Confidentiality agreements — keep your trade secrets private with clear definitions for confidential information and rules so employees keep this data in-house. Consider including non-disclosure agreements (NDAs) to prevent proprietary knowledge from slipping out of your organization, and include legal clauses on confidentiality standards when employees leave the company.
How to write an employee handbook: 7 steps
Since the employee handbook is such a comprehensive document, it requires significant planning and coordination. Use tools like templates and roadmaps as you organize, develop, and update your employee handbook. And follow this seven-step guide to quickly create a solid overview.
1. Review and revise current company policies
Gather all current workplace policies in your database as a starting point of information to include. Review this existing documentation and scan for any inconsistencies or outdated protocols. Make necessary revisions across these policies so it’s easier to incorporate accurate details into your manual.
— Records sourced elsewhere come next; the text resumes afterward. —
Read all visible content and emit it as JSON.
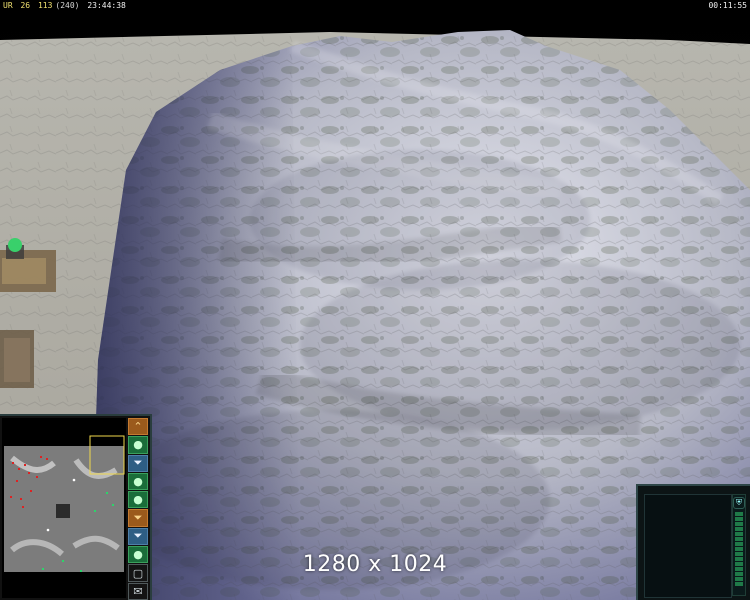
{
  "hud": {
    "faction": "UR",
    "counter_a": "26",
    "resource_current": "113",
    "resource_capacity": "(240)",
    "clock_left": "23:44:38",
    "clock_right": "00:11:55"
  },
  "overlay": {
    "resolution_label": "1280 x 1024"
  },
  "colors": {
    "terrain_light": "#c8c8d2",
    "terrain_shadow": "#4a4c70",
    "moss": "#3f4b2e",
    "hud_text_gold": "#f0e070",
    "panel_border": "#2e4648",
    "accent_green": "#1a6d3a",
    "accent_orange": "#9b5a1c",
    "accent_blue": "#2e5e84"
  },
  "minimap": {
    "buttons": [
      {
        "name": "orange-rank-button",
        "style": "orange",
        "icon": "chevron-up-icon"
      },
      {
        "name": "green-unit-button-1",
        "style": "green",
        "icon": "circle-icon"
      },
      {
        "name": "blue-filter-button-1",
        "style": "blue",
        "icon": "filter-icon"
      },
      {
        "name": "green-unit-button-2",
        "style": "green",
        "icon": "circle-icon"
      },
      {
        "name": "green-unit-button-3",
        "style": "green",
        "icon": "circle-icon"
      },
      {
        "name": "orange-filter-button",
        "style": "orange",
        "icon": "filter-icon"
      },
      {
        "name": "blue-filter-button-2",
        "style": "blue",
        "icon": "filter-icon"
      },
      {
        "name": "green-unit-button-4",
        "style": "green",
        "icon": "circle-icon"
      },
      {
        "name": "window-toggle-button",
        "style": "dark",
        "icon": "windows-icon"
      },
      {
        "name": "chat-button",
        "style": "dark",
        "icon": "chat-icon"
      }
    ]
  }
}
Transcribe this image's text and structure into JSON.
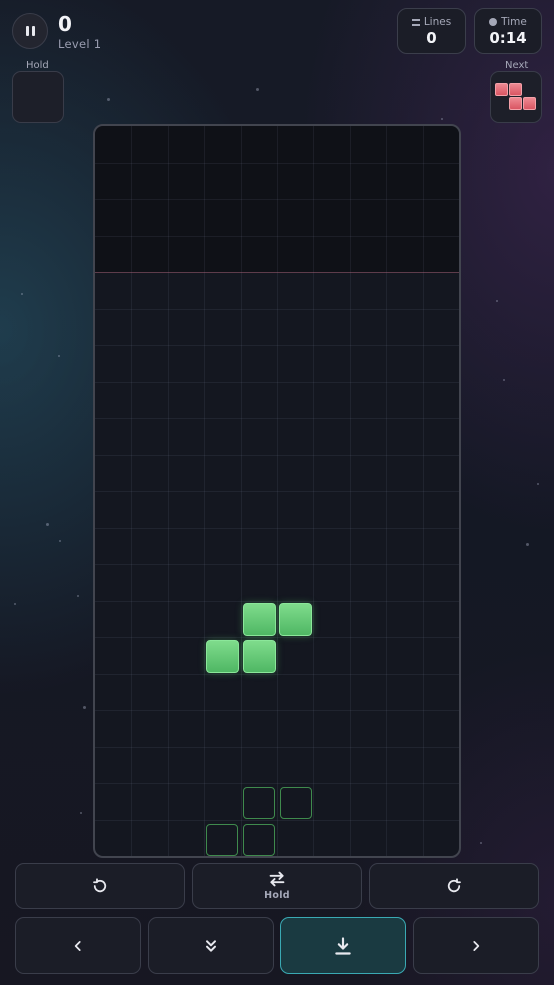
{
  "header": {
    "score": "0",
    "level": "Level 1",
    "lines": {
      "label": "Lines",
      "value": "0",
      "icon": "lines-icon"
    },
    "time": {
      "label": "Time",
      "value": "0:14",
      "icon": "timer-icon"
    },
    "pause_icon": "pause-icon"
  },
  "hold": {
    "label": "Hold",
    "piece": null
  },
  "next": {
    "label": "Next",
    "piece": "Z",
    "color": "#e36b76"
  },
  "board": {
    "columns": 10,
    "rows": 20,
    "active_piece": {
      "type": "S",
      "color": "#5fc872"
    },
    "ghost_color": "#3f8a4d"
  },
  "controls": {
    "rotate_left_icon": "rotate-ccw-icon",
    "hold_label": "Hold",
    "hold_icon": "swap-icon",
    "rotate_right_icon": "rotate-cw-icon",
    "move_left_icon": "chevron-left-icon",
    "soft_drop_icon": "double-chevron-down-icon",
    "hard_drop_icon": "hard-drop-icon",
    "move_right_icon": "chevron-right-icon",
    "accent": "#3aa9b3"
  }
}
2. Outline your table of contents
Arrange the major topics you want to cover in your employee handbook with more specific subsections beneath each category. Under the “employee benefits” section, you might list separate bullet points for health insurance, retirement policies, and worker’s compensation to create structure. Arrange every topic in a cohesive list to form a working draft of your handbook’s table of contents.
3. Summarize each policy and procedure
With a preliminary outline, start filling in each policy with a summary and any crucial details. In this stage, focus on compiling accurate data rather than constructing well-polished content. The information you gather saves writers time finding and fact-checking details as they create their first drafts. Also, consider writing an employee value proposition to put yourself in the reader’s place and ensure you’re clearly addressing relevant questions.
4. Review the employee handbook
With the first draft of your handbook complete, review every section to ensure the information is correct and the writing is engaging, consistent, and straightforward. Note any issues you spot and reassign writing tasks for edits. Repeat this revision process until everyone on the creation team is satisfied with the book’s quality and accuracy.
5. Provide a final version to your legal counsel
Before submitting it for publication and distributing it to team members, have your trusted attorney or legal counsel verify that this handbook meets the latest employment laws and regulations. Your attorney can also point out vague sections that need further edits to avoid misinterpretations and compromising legal situations.
6. Select a publication method and distribute
Consider the pros and cons of creating physical copies of your employee handbook or using an electronic distribution method, such as email or a central data repository. After publishing, instruct employees on how to access the information.
7. Schedule yearly follow-ups
Refresh your company handbook whenever there are major changes in employment law or your company’s policies, and review it once per year. Meet with your HR team and legal counsel to verify everything in your handbook remains relevant, and update the copy with any legal or company policy changes. If you add or revise sections in your manual, send a memo to team members and explain the rationale behind these changes.
Design your first company handbook examples with Notion templates
Make collecting and arranging data in employee handbooks less of a headache with Notion’s templates. Organize information on employee benefits, payment policies, contact details, and more with Notion’s dedicated templates and seamlessly share the documents with relevant departments. And Notion’s roadmaps and time trackers can also help visualize your workflow and ensure your handbook is ready on time.
Find out all the ways Notion gives you the tools to empower your employees.